If you're looking at the web using Firefox 2.0, does that make it Web 2.0?

Our son is pretty technologically minded. A second-year college student majoring in computer science, he's grown up in a house full of computers, networks, and surrounded by the latest and greatest technology most of his life.

So when he started talking about looking up meta-tags for one of his classes, I explained in short order about the importance of meta-meta tagging and Web 3.0; the semantic web. When he immediately told me "Mom, I don't even know what Web 2.0 is, don't start on this Web 3.0 stuff yet. So if you're looking at the web using Firefox 2.0, does that make it Web 2.0?" I figured I was probably too far ahead of the curve, or there wasn't enough basic education on Web 2.0 out there (or he hasn't been listening to me rant for the past year, given his age that's possible). Whatever the reason, this boy lives on the Internet, so when he makes a statement like the one above then I know it's time to step back, take a breath, and start from the beginning.

What is Web 2.0?

The answer to this question varies depending on who you are. If you're Joe or Jill User, then Web 2.0 is social networking, the convergence of video, data, and voice. It's Myspace and YouTube and StumbleUpon. It's about Flash and mashups and dynamic, interactive sites.

But if you're on the technical side of the world, Web 2.0 is about the technologies that make Jill User's cool web sites possible. It's AJAX and Flash/Flex, it's DHTML and SOA, it's VoIP and SIP; it's JSON, it's XML; it's Flash and it's Flex. It's tag clouds and RTSP; it's making a browser do things we never expected it to do, and delivering content over the Internet in ways we never thought possible.

Web 2.0 is dynamic. It is responsive, sexy interfaces that integrate with other cool sites to present it in new and exciting ways. It's Google Maps and Suggest, it's my favorite online game, and it's the Chicago Crime mashup

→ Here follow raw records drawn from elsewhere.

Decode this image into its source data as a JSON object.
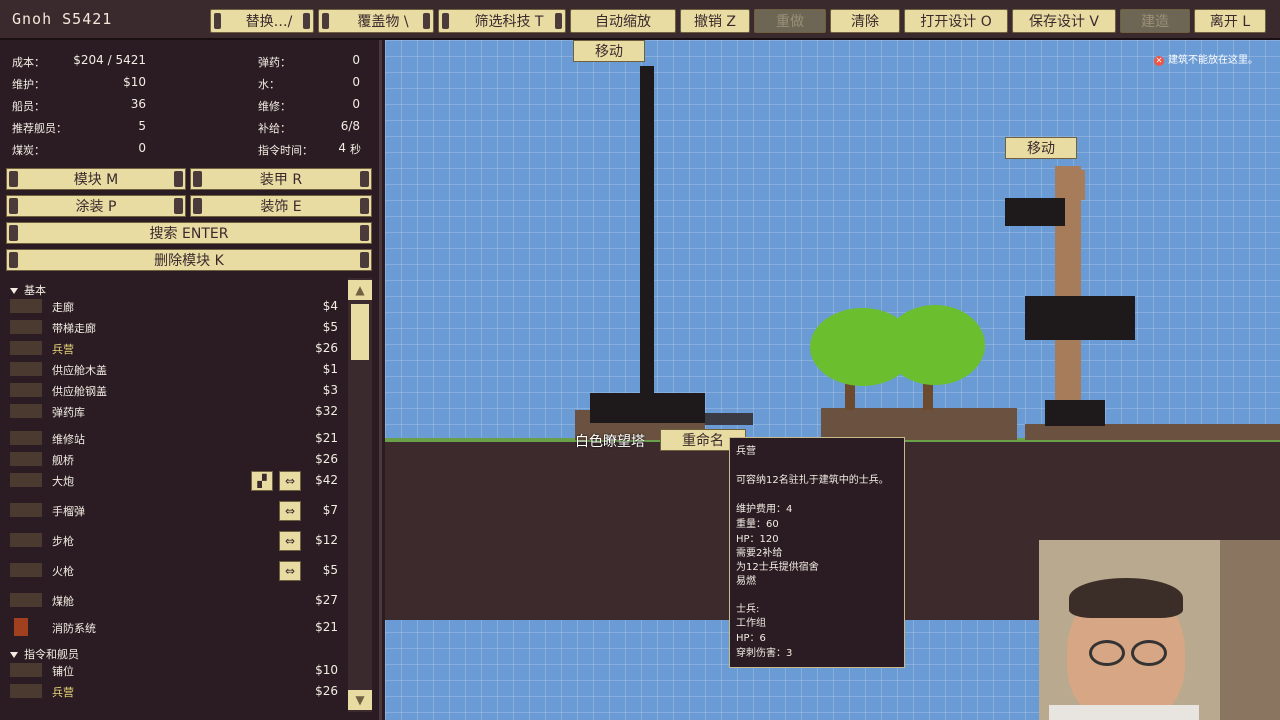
{
  "topbar": {
    "title": "Gnoh S5421",
    "buttons": [
      {
        "label": "替换…/",
        "enabled": true
      },
      {
        "label": "覆盖物 \\",
        "enabled": true
      },
      {
        "label": "筛选科技 T",
        "enabled": true
      },
      {
        "label": "自动缩放",
        "enabled": true
      },
      {
        "label": "撤销 Z",
        "enabled": true
      },
      {
        "label": "重做",
        "enabled": false
      },
      {
        "label": "清除",
        "enabled": true
      },
      {
        "label": "打开设计 O",
        "enabled": true
      },
      {
        "label": "保存设计 V",
        "enabled": true
      },
      {
        "label": "建造",
        "enabled": false
      },
      {
        "label": "离开 L",
        "enabled": true
      }
    ]
  },
  "stats": {
    "cost_label": "成本：",
    "cost_value": "$204 / 5421",
    "upkeep_label": "维护：",
    "upkeep_value": "$10",
    "crew_label": "船员：",
    "crew_value": "36",
    "rec_crew_label": "推荐舰员：",
    "rec_crew_value": "5",
    "coal_label": "煤炭：",
    "coal_value": "0",
    "ammo_label": "弹药：",
    "ammo_value": "0",
    "water_label": "水：",
    "water_value": "0",
    "repair_label": "维修：",
    "repair_value": "0",
    "supply_label": "补给：",
    "supply_value": "6/8",
    "cmd_label": "指令时间：",
    "cmd_value": "4",
    "cmd_unit": "秒"
  },
  "panel_buttons": {
    "module": "模块 M",
    "armor": "装甲 R",
    "paint": "涂装 P",
    "decor": "装饰 E",
    "search": "搜索 ENTER",
    "delete": "删除模块 K"
  },
  "categories": [
    {
      "label": "基本"
    },
    {
      "label": "指令和舰员"
    }
  ],
  "items": [
    {
      "name": "走廊",
      "price": "$4",
      "selected": false
    },
    {
      "name": "带梯走廊",
      "price": "$5",
      "selected": false
    },
    {
      "name": "兵营",
      "price": "$26",
      "selected": true
    },
    {
      "name": "供应舱木盖",
      "price": "$1",
      "selected": false
    },
    {
      "name": "供应舱钢盖",
      "price": "$3",
      "selected": false
    },
    {
      "name": "弹药库",
      "price": "$32",
      "selected": false
    },
    {
      "name": "维修站",
      "price": "$21",
      "selected": false
    },
    {
      "name": "舰桥",
      "price": "$26",
      "selected": false
    },
    {
      "name": "大炮",
      "price": "$42",
      "selected": false
    },
    {
      "name": "手榴弹",
      "price": "$7",
      "selected": false
    },
    {
      "name": "步枪",
      "price": "$12",
      "selected": false
    },
    {
      "name": "火枪",
      "price": "$5",
      "selected": false
    },
    {
      "name": "煤舱",
      "price": "$27",
      "selected": false
    },
    {
      "name": "消防系统",
      "price": "$21",
      "selected": false
    },
    {
      "name": "铺位",
      "price": "$10",
      "selected": false
    },
    {
      "name": "兵营",
      "price": "$26",
      "selected": true
    }
  ],
  "icons": {
    "rotate": "⇔",
    "tool": "▞",
    "scroll_up": "▲",
    "scroll_down": "▼"
  },
  "game": {
    "move_label_1": "移动",
    "move_label_2": "移动",
    "ship_name": "白色瞭望塔",
    "rename_label": "重命名",
    "warning": "建筑不能放在这里。"
  },
  "tooltip": {
    "title": "兵营",
    "desc": "可容纳12名驻扎于建筑中的士兵。",
    "upkeep": "维护费用：4",
    "weight": "重量：60",
    "hp": "HP：120",
    "needs": "需要2补给",
    "provides": "为12士兵提供宿舍",
    "flammable": "易燃",
    "soldier_header": "士兵:",
    "soldier_type": "工作组",
    "soldier_hp": "HP：6",
    "soldier_dmg": "穿刺伤害：3"
  },
  "colors": {
    "accent": "#e8dca2",
    "panel": "#2a1c22",
    "sky": "#6b9bd4",
    "selected_text": "#e8d57a"
  }
}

Web 2.0 is not Internet 2.0, the now rarely referenced "really fast" network built to replace the original connectivity initiated by DARPA that we eventually co-opted for retail and entertainment. It's not even really tangible in most cases. It's a deployment pattern and a user-interface design paradigm enabled by a few key standards-based (and a few key non-standards based) technologies. It's about moving fat-client functionality to the browser, and applying SOA principles to data aggregation techniques to deliver a new generation of rich internet applications (RIA).

It's hard to nail down "Web 2.0". I see a lot of messaging from companies around Web 2.0 this and Web 2.0 that, but that doesn't really say a whole lot because there are so many composite parts to Web 2.0 that "securing Web 2.0" could mean something as meaningful as validation of JSON and XML to something as mundane as turning off JavaScript in your browser.

Like SOA, Web 2.0 is a concept, not a product, and therefore it's not something that you can buy or deploy. It's not something you can always touch, and there isn't a magic "Web 2.0" validator on the Internet that lets you put a cute image on your web site validating your use of the latest and greatest technology.

If you're still confused and going to be at RSA next week stop by the F5 booth. I'm not sure I'll have a better way of explaining it by then, but I'm always willing to try.

Imbibing: Coffee that Don made (i.e. that's espresso strength, methinks!)